:: Prompt ::
Restate the following entries exactly. Keep the pictures out.

----------

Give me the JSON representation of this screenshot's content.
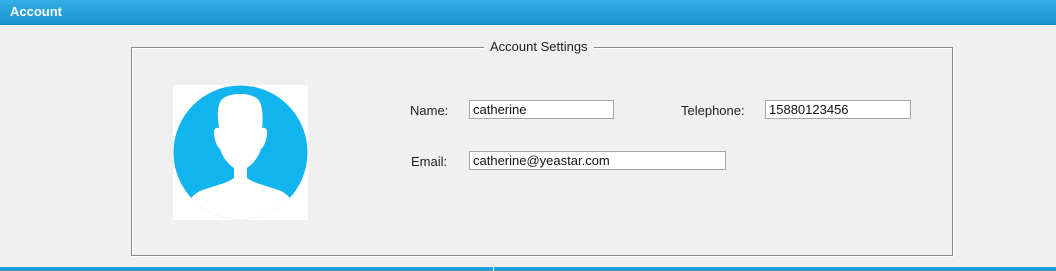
{
  "header": {
    "title": "Account"
  },
  "account_settings": {
    "legend": "Account Settings",
    "avatar_icon": "user-silhouette-icon",
    "fields": {
      "name": {
        "label": "Name:",
        "value": "catherine"
      },
      "telephone": {
        "label": "Telephone:",
        "value": "15880123456"
      },
      "email": {
        "label": "Email:",
        "value": "catherine@yeastar.com"
      }
    }
  },
  "colors": {
    "header": "#1b96d3",
    "avatar": "#12b4ef",
    "background": "#f0f0f0"
  }
}
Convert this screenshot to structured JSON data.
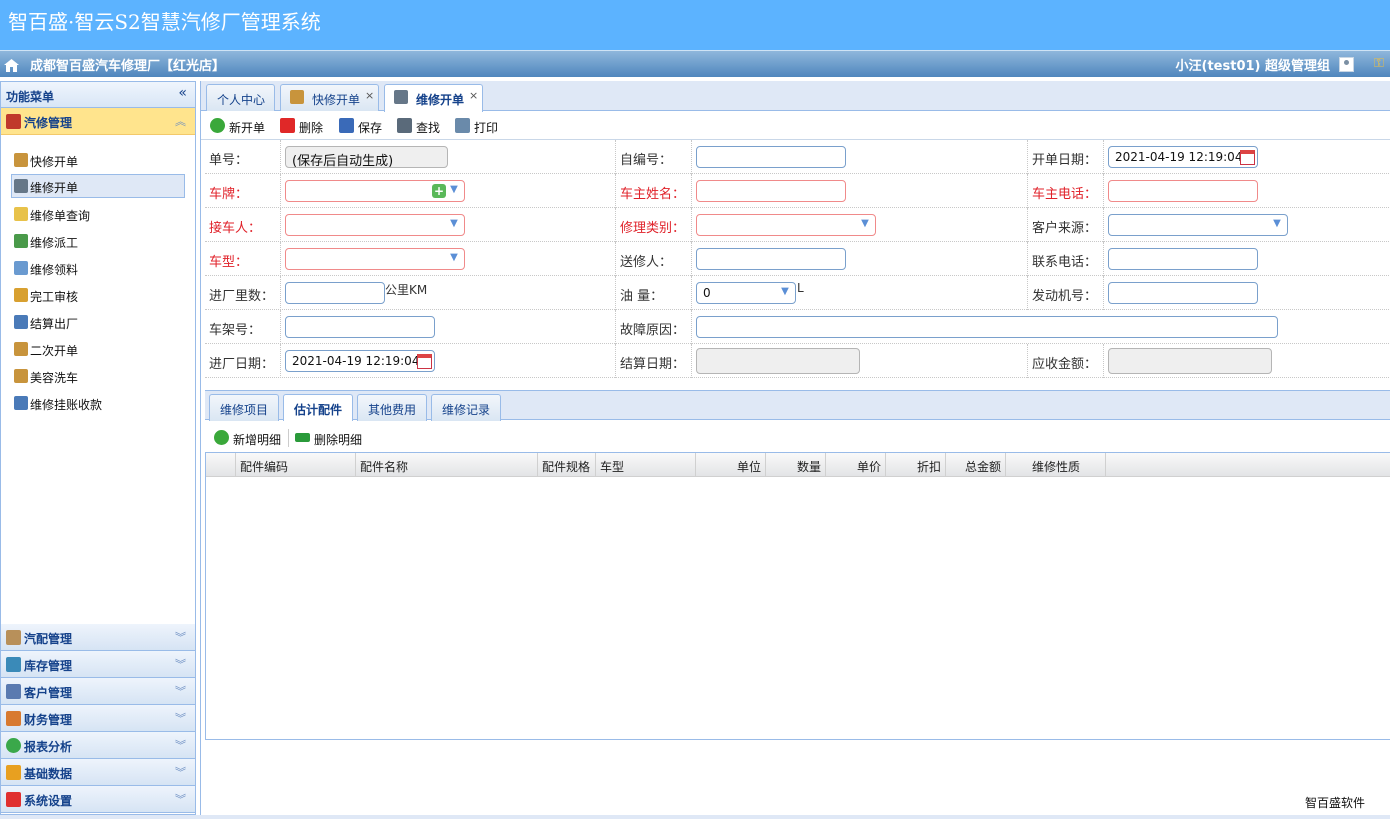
{
  "header": {
    "app_title": "智百盛·智云S2智慧汽修厂管理系统",
    "shop_name": "成都智百盛汽车修理厂【红光店】",
    "user_info": "小汪(test01)  超级管理组"
  },
  "sidebar": {
    "title": "功能菜单",
    "collapse_glyph": "«",
    "active_section": {
      "label": "汽修管理",
      "icon": "tools-icon",
      "color": "#c0392b"
    },
    "items": [
      {
        "label": "快修开单",
        "icon": "box-icon",
        "color": "#c8943c"
      },
      {
        "label": "维修开单",
        "icon": "wrench-screwdriver-icon",
        "color": "#667788"
      },
      {
        "label": "维修单查询",
        "icon": "folder-search-icon",
        "color": "#e8c24a"
      },
      {
        "label": "维修派工",
        "icon": "checklist-icon",
        "color": "#4a9a4a"
      },
      {
        "label": "维修领料",
        "icon": "edit-icon",
        "color": "#6a9ad0"
      },
      {
        "label": "完工审核",
        "icon": "stamp-icon",
        "color": "#d8a030"
      },
      {
        "label": "结算出厂",
        "icon": "car-icon",
        "color": "#4a7ab8"
      },
      {
        "label": "二次开单",
        "icon": "box-icon",
        "color": "#c8943c"
      },
      {
        "label": "美容洗车",
        "icon": "box-icon",
        "color": "#c8943c"
      },
      {
        "label": "维修挂账收款",
        "icon": "person-icon",
        "color": "#4a7ab8"
      }
    ],
    "sections": [
      {
        "label": "汽配管理",
        "icon": "parts-icon",
        "color": "#b8905a"
      },
      {
        "label": "库存管理",
        "icon": "warehouse-icon",
        "color": "#3a8ab8"
      },
      {
        "label": "客户管理",
        "icon": "customer-icon",
        "color": "#5a7ab0"
      },
      {
        "label": "财务管理",
        "icon": "finance-icon",
        "color": "#d87a30"
      },
      {
        "label": "报表分析",
        "icon": "pie-chart-icon",
        "color": "#3aa84a"
      },
      {
        "label": "基础数据",
        "icon": "database-icon",
        "color": "#e8a020"
      },
      {
        "label": "系统设置",
        "icon": "gear-icon",
        "color": "#e03030"
      }
    ]
  },
  "tabs": [
    {
      "label": "个人中心",
      "closable": false
    },
    {
      "label": "快修开单",
      "closable": true
    },
    {
      "label": "维修开单",
      "closable": true
    }
  ],
  "toolbar": {
    "new": "新开单",
    "delete": "删除",
    "save": "保存",
    "find": "查找",
    "print": "打印"
  },
  "form": {
    "order_no": {
      "label": "单号：",
      "value": "(保存后自动生成)"
    },
    "self_no": {
      "label": "自编号：",
      "value": ""
    },
    "open_date": {
      "label": "开单日期：",
      "value": "2021-04-19 12:19:04"
    },
    "plate": {
      "label": "车牌：",
      "value": ""
    },
    "owner_name": {
      "label": "车主姓名：",
      "value": ""
    },
    "owner_phone": {
      "label": "车主电话：",
      "value": ""
    },
    "receiver": {
      "label": "接车人：",
      "value": ""
    },
    "repair_type": {
      "label": "修理类别：",
      "value": ""
    },
    "customer_source": {
      "label": "客户来源：",
      "value": ""
    },
    "car_model": {
      "label": "车型：",
      "value": ""
    },
    "sender": {
      "label": "送修人：",
      "value": ""
    },
    "contact_phone": {
      "label": "联系电话：",
      "value": ""
    },
    "mileage": {
      "label": "进厂里数：",
      "value": "",
      "unit": "公里KM"
    },
    "fuel": {
      "label": "油 量：",
      "value": "0",
      "unit": "L"
    },
    "engine_no": {
      "label": "发动机号：",
      "value": ""
    },
    "vin": {
      "label": "车架号：",
      "value": ""
    },
    "fault": {
      "label": "故障原因：",
      "value": ""
    },
    "enter_date": {
      "label": "进厂日期：",
      "value": "2021-04-19 12:19:04"
    },
    "settle_date": {
      "label": "结算日期：",
      "value": ""
    },
    "receivable": {
      "label": "应收金额：",
      "value": ""
    }
  },
  "subtabs": [
    {
      "label": "维修项目",
      "active": false
    },
    {
      "label": "估计配件",
      "active": true
    },
    {
      "label": "其他费用",
      "active": false
    },
    {
      "label": "维修记录",
      "active": false
    }
  ],
  "subtoolbar": {
    "add": "新增明细",
    "remove": "删除明细"
  },
  "grid": {
    "columns": [
      "配件编码",
      "配件名称",
      "配件规格",
      "车型",
      "单位",
      "数量",
      "单价",
      "折扣",
      "总金额",
      "维修性质"
    ],
    "rows": []
  },
  "footer": "智百盛软件"
}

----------

:: Exercise response ::
Give me the JSON representation of this screenshot's content.
{
  "header": {
    "title": "Account"
  },
  "account_settings": {
    "legend": "Account Settings",
    "avatar_icon": "user-silhouette-icon",
    "fields": {
      "name": {
        "label": "Name:",
        "value": "catherine"
      },
      "telephone": {
        "label": "Telephone:",
        "value": "15880123456"
      },
      "email": {
        "label": "Email:",
        "value": "catherine@yeastar.com"
      }
    }
  },
  "colors": {
    "header": "#1b96d3",
    "avatar": "#12b4ef",
    "background": "#f0f0f0"
  }
}
Convert this screenshot to structured JSON data.
{
  "header": {
    "app_title": "智百盛·智云S2智慧汽修厂管理系统",
    "shop_name": "成都智百盛汽车修理厂【红光店】",
    "user_info": "小汪(test01)  超级管理组"
  },
  "sidebar": {
    "title": "功能菜单",
    "collapse_glyph": "«",
    "active_section": {
      "label": "汽修管理",
      "icon": "tools-icon",
      "color": "#c0392b"
    },
    "items": [
      {
        "label": "快修开单",
        "icon": "box-icon",
        "color": "#c8943c"
      },
      {
        "label": "维修开单",
        "icon": "wrench-screwdriver-icon",
        "color": "#667788"
      },
      {
        "label": "维修单查询",
        "icon": "folder-search-icon",
        "color": "#e8c24a"
      },
      {
        "label": "维修派工",
        "icon": "checklist-icon",
        "color": "#4a9a4a"
      },
      {
        "label": "维修领料",
        "icon": "edit-icon",
        "color": "#6a9ad0"
      },
      {
        "label": "完工审核",
        "icon": "stamp-icon",
        "color": "#d8a030"
      },
      {
        "label": "结算出厂",
        "icon": "car-icon",
        "color": "#4a7ab8"
      },
      {
        "label": "二次开单",
        "icon": "box-icon",
        "color": "#c8943c"
      },
      {
        "label": "美容洗车",
        "icon": "box-icon",
        "color": "#c8943c"
      },
      {
        "label": "维修挂账收款",
        "icon": "person-icon",
        "color": "#4a7ab8"
      }
    ],
    "sections": [
      {
        "label": "汽配管理",
        "icon": "parts-icon",
        "color": "#b8905a"
      },
      {
        "label": "库存管理",
        "icon": "warehouse-icon",
        "color": "#3a8ab8"
      },
      {
        "label": "客户管理",
        "icon": "customer-icon",
        "color": "#5a7ab0"
      },
      {
        "label": "财务管理",
        "icon": "finance-icon",
        "color": "#d87a30"
      },
      {
        "label": "报表分析",
        "icon": "pie-chart-icon",
        "color": "#3aa84a"
      },
      {
        "label": "基础数据",
        "icon": "database-icon",
        "color": "#e8a020"
      },
      {
        "label": "系统设置",
        "icon": "gear-icon",
        "color": "#e03030"
      }
    ]
  },
  "tabs": [
    {
      "label": "个人中心",
      "closable": false
    },
    {
      "label": "快修开单",
      "closable": true
    },
    {
      "label": "维修开单",
      "closable": true
    }
  ],
  "toolbar": {
    "new": "新开单",
    "delete": "删除",
    "save": "保存",
    "find": "查找",
    "print": "打印"
  },
  "form": {
    "order_no": {
      "label": "单号：",
      "value": "(保存后自动生成)"
    },
    "self_no": {
      "label": "自编号：",
      "value": ""
    },
    "open_date": {
      "label": "开单日期：",
      "value": "2021-04-19 12:19:04"
    },
    "plate": {
      "label": "车牌：",
      "value": ""
    },
    "owner_name": {
      "label": "车主姓名：",
      "value": ""
    },
    "owner_phone": {
      "label": "车主电话：",
      "value": ""
    },
    "receiver": {
      "label": "接车人：",
      "value": ""
    },
    "repair_type": {
      "label": "修理类别：",
      "value": ""
    },
    "customer_source": {
      "label": "客户来源：",
      "value": ""
    },
    "car_model": {
      "label": "车型：",
      "value": ""
    },
    "sender": {
      "label": "送修人：",
      "value": ""
    },
    "contact_phone": {
      "label": "联系电话：",
      "value": ""
    },
    "mileage": {
      "label": "进厂里数：",
      "value": "",
      "unit": "公里KM"
    },
    "fuel": {
      "label": "油 量：",
      "value": "0",
      "unit": "L"
    },
    "engine_no": {
      "label": "发动机号：",
      "value": ""
    },
    "vin": {
      "label": "车架号：",
      "value": ""
    },
    "fault": {
      "label": "故障原因：",
      "value": ""
    },
    "enter_date": {
      "label": "进厂日期：",
      "value": "2021-04-19 12:19:04"
    },
    "settle_date": {
      "label": "结算日期：",
      "value": ""
    },
    "receivable": {
      "label": "应收金额：",
      "value": ""
    }
  },
  "subtabs": [
    {
      "label": "维修项目",
      "active": false
    },
    {
      "label": "估计配件",
      "active": true
    },
    {
      "label": "其他费用",
      "active": false
    },
    {
      "label": "维修记录",
      "active": false
    }
  ],
  "subtoolbar": {
    "add": "新增明细",
    "remove": "删除明细"
  },
  "grid": {
    "columns": [
      "配件编码",
      "配件名称",
      "配件规格",
      "车型",
      "单位",
      "数量",
      "单价",
      "折扣",
      "总金额",
      "维修性质"
    ],
    "rows": []
  },
  "footer": "智百盛软件"
}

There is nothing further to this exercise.